If there’s anything I’ve learnt after having trained under the barbell for almost 2 years, it’s the notion of progressive overload.
In strength-training/weight-lifting nomenclature, we refer to progressive overload as a concept of stressing our muscles tissues above what it is currently adapted to so that it is able to get bigger and stronger.
However, over time, I’ve developed myself from a novice lifter to a not-so-novice lifter. Having seen my own growth in and out of the gym, I found the principle of progressive overload permeating into my approach towards life as a young person navigating through adulthood, affecting my overall perspective about dealing with challenges and how I perceive personal growth.
There were many times when I didn’t feel like coming to the gym or finishing my last rep of a set with proper form because I just wanted to get it out of the way.
In those instances, I would remember how much I was paying Hygieia to kick myself out of lethargy and get my butt in the gym. There were many times I didn’t feel like showing up, but I still showed up anyway. It was a commitment I disciplined myself to stick to; the financial portion definitely played a big part.
There were also many moments where I would find myself wincing and grimacing as Coach Marvin approached me to check if I was ready to proceed with my next set. Sometimes, Coach Marvin could sense that I was slacking off and would promptly quip a sharp one-liner with a stern demeanour and deep voice from his arsenal of prompts to get my act together, such as asking me to squat deeper, set the knees properly before pulling the bar up for my deadlift.
Truth be told, it sucks to be called out like that, but deep down I understood that this was for my own good. Coach Marvin could have just let me do what I wanted, but a good coach wants the best for their lifters, and that might entail dishing out some occasional tough love to ensure that trainees take their training seriously.
There were times when I didn’t feel mentally prepared or ready to perform my lift. Because I couldn’t take all the time I want to get ready, I had to start the set, or I wouldn’t be able to finish my program in time before the session ended.
Being forced to start the workout or set before I was mentally prepared can be daunting and scary (especially if I was squatting heavy), yet more often than not, I found myself performing better than I’d initially expected – I was able to perform the lift with little to no mistakes. Sure, there was always room for improvement but the overall form was ‘passable’ for Coach Marvin’s standards based on his intense scrutiny.
Through this, I learnt that our minds are very adept at conjuring fear and self-doubt. Our minds like to play tricks on ourselves, amplifying our doubts and uncertainties to an exaggerated degree. Even so, we should still try our best, even if we aren’t all that sure if we can do it or not. We might fail, and even if we did, at least we would have known for sure that we couldn’t have performed the rep with the utmost certainty, or in my case, you might just be pleasantly surprised and feel accomplished from achieving something you initially thought impossible.
After all, it’s about finding a good balance between challenging oneself (by doing hard things), yet not attempting to achieve insurmountable feats that are unrealistic and impossible to accomplish.
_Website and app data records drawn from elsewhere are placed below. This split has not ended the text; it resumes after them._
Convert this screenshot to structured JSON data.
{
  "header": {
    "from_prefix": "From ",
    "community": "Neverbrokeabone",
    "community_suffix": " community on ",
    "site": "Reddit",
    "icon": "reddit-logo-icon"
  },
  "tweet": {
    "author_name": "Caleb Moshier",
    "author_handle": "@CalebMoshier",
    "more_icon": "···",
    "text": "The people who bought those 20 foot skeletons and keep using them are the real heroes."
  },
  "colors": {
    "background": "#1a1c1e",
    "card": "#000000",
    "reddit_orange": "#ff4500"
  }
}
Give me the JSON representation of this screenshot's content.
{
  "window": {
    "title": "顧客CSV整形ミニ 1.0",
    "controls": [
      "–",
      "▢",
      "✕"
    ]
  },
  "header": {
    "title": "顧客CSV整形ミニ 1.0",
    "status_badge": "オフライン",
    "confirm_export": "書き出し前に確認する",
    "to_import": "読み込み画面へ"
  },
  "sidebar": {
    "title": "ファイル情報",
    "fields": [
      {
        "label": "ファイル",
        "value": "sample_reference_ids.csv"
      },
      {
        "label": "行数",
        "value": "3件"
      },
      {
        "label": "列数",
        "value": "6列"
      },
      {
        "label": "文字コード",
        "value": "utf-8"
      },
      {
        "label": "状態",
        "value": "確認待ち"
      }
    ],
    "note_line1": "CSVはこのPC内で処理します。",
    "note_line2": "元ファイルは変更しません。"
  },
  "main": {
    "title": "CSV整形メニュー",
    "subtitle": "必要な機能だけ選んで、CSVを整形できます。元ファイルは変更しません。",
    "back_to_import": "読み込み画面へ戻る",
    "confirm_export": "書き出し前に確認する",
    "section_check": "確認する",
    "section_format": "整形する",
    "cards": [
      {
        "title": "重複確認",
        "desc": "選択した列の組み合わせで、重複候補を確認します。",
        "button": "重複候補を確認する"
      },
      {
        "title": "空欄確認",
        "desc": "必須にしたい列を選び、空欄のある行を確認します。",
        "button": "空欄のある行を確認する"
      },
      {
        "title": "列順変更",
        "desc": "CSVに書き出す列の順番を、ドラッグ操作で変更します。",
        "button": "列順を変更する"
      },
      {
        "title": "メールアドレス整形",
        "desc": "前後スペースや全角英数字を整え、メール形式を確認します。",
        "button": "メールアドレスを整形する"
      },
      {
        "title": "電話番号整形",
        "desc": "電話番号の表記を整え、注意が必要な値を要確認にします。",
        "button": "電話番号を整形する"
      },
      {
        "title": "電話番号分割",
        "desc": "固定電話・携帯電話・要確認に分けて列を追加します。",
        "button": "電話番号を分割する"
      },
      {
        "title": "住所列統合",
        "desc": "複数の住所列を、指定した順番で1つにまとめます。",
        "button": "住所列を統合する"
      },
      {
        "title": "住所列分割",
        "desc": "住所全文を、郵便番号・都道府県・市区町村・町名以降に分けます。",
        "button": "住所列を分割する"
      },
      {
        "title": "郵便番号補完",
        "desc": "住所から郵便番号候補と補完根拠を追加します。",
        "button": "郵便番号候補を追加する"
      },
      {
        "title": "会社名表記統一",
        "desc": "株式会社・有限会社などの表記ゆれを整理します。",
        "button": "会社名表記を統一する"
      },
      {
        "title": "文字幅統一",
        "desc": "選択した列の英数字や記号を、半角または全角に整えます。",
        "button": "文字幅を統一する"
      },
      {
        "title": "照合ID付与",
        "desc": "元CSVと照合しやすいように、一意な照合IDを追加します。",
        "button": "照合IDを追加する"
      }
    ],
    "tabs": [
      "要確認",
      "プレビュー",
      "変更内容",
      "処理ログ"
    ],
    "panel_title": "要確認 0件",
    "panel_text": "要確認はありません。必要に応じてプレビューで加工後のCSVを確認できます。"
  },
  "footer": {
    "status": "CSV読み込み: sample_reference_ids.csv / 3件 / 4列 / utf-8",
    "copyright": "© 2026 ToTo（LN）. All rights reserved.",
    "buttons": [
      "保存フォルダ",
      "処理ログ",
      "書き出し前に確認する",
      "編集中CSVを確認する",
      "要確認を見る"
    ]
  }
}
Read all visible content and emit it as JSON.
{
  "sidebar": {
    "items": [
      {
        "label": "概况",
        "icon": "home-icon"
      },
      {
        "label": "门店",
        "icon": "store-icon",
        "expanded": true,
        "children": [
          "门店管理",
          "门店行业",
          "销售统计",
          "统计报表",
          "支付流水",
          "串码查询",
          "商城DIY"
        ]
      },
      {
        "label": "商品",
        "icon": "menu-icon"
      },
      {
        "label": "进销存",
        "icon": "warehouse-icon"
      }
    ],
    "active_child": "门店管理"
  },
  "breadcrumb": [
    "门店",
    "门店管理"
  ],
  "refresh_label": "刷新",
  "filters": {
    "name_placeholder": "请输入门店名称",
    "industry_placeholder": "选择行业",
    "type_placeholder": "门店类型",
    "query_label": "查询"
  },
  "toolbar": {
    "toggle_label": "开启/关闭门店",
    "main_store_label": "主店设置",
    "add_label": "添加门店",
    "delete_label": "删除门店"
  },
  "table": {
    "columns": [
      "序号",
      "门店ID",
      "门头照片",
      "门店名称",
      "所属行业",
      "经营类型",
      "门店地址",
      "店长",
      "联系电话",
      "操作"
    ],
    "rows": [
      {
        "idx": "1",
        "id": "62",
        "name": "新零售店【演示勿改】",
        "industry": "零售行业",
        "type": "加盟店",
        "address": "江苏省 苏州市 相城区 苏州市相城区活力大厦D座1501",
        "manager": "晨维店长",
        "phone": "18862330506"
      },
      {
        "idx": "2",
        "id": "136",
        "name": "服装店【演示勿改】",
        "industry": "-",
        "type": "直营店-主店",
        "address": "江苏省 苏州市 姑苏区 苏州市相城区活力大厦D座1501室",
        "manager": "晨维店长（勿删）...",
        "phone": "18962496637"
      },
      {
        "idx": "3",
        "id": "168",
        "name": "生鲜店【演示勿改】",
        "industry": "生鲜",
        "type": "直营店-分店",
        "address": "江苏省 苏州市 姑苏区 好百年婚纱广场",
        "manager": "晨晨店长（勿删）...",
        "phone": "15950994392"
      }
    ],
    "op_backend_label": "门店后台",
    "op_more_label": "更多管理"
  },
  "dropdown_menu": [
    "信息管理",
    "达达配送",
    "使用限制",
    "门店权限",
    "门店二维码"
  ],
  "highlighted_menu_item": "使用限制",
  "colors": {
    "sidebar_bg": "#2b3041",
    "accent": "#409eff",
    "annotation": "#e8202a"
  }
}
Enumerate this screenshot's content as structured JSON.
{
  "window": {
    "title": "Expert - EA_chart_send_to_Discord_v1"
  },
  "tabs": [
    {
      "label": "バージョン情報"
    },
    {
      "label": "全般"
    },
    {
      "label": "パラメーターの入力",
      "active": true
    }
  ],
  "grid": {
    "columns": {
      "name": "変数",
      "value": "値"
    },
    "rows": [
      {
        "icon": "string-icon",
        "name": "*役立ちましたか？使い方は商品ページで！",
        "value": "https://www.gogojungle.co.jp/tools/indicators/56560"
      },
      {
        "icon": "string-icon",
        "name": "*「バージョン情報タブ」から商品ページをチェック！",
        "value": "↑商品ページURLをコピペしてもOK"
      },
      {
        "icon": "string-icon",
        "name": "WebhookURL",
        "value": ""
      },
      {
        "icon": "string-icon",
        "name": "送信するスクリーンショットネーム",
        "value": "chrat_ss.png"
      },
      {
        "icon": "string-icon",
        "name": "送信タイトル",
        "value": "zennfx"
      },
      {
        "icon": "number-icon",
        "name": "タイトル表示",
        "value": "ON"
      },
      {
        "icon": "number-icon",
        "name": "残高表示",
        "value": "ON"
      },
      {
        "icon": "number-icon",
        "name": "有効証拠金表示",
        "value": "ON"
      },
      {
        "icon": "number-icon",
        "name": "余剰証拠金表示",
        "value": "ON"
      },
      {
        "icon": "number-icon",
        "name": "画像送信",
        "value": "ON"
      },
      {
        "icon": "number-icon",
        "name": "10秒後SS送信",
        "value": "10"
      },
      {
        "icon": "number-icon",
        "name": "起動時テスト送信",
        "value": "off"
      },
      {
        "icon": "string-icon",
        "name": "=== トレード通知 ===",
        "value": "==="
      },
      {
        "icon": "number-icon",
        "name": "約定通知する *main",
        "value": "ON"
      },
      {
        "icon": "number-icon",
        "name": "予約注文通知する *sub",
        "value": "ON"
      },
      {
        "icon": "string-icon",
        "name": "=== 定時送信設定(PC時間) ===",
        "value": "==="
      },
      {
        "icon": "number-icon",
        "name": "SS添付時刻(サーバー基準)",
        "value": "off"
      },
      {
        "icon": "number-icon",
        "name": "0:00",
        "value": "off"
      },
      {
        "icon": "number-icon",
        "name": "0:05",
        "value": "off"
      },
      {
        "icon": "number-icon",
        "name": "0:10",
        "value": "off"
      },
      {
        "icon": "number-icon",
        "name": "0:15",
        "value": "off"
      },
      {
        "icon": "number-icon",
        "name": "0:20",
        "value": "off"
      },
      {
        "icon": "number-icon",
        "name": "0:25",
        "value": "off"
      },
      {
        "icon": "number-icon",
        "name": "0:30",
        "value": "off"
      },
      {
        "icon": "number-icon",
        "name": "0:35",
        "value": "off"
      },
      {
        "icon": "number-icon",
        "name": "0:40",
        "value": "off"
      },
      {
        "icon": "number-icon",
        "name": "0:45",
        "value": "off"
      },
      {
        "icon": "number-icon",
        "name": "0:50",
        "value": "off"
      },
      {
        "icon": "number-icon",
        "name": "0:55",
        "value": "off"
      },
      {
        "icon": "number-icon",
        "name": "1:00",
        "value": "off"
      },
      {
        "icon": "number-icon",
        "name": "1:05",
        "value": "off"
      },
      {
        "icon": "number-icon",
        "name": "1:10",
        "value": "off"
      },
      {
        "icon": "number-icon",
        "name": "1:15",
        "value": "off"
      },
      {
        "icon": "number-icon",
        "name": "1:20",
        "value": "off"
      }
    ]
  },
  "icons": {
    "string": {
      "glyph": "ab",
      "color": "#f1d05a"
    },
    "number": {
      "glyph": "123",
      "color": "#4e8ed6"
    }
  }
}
So long as one isn’t bound by inertia, one will experience continual growth in their lifting journey and life.
The idea of showing up and doing the hard work when I don’t feel like it resonates with me as a budding young creative. I get excited by learning new software, and learning more about my industry, be it through reading articles, keeping abreast with podcasts, or just doing work that would help me become a better creative. Similar to how one experiences good and bad days in the gym, it’s really just about showing up and being present.
Overall, strength training at Hygieia has improved my quality of life physically and mentally. Moreover, it has instilled a propensity for stress adaptation that trickles through my daily life.
Such cues are little nuances that might seem confined to the context of strength training and gym nomenclature, but it’s always the little things, the small stuff that makes a huge difference. Details that might be overlooked or missed might just make all the difference in nailing that perfect form/workout set, or landing that job opportunity,
Starting Strength Coaches are awarded the SSC certification because they have a thorough understanding of the mechanics behind the lifts, its application as it relates to different body types etc. The nuances of performing the barbell lifts do not escape a Starting Strength Coach, and it is this quality of thoroughness and paying attention to the little details/nuances of one’s craft that I acquired from Coach Marvin that I try to apply and exemplify in my day-to-day life as a budding creative.
After all, it is by paying attention to the smallest of details that distinguishes an expert from an amateur hobbyist.
It’s been about 2 years since I took a leap of faith to join Hygieia under Coach Marvin and invest in myself. Since then, the growth I’ve experienced as a lifter and person has been humbling and encouraging. I’ve learnt a lot from the little interactions and chit-chats with fellow gym members and coaches, the insights gleaned from my experiences have helped to inform how I lift and live, perhaps you might have discovered your own personal nuggets of wisdom under the barbell, and if so, I would love to hear it someday.
Till then, cheers!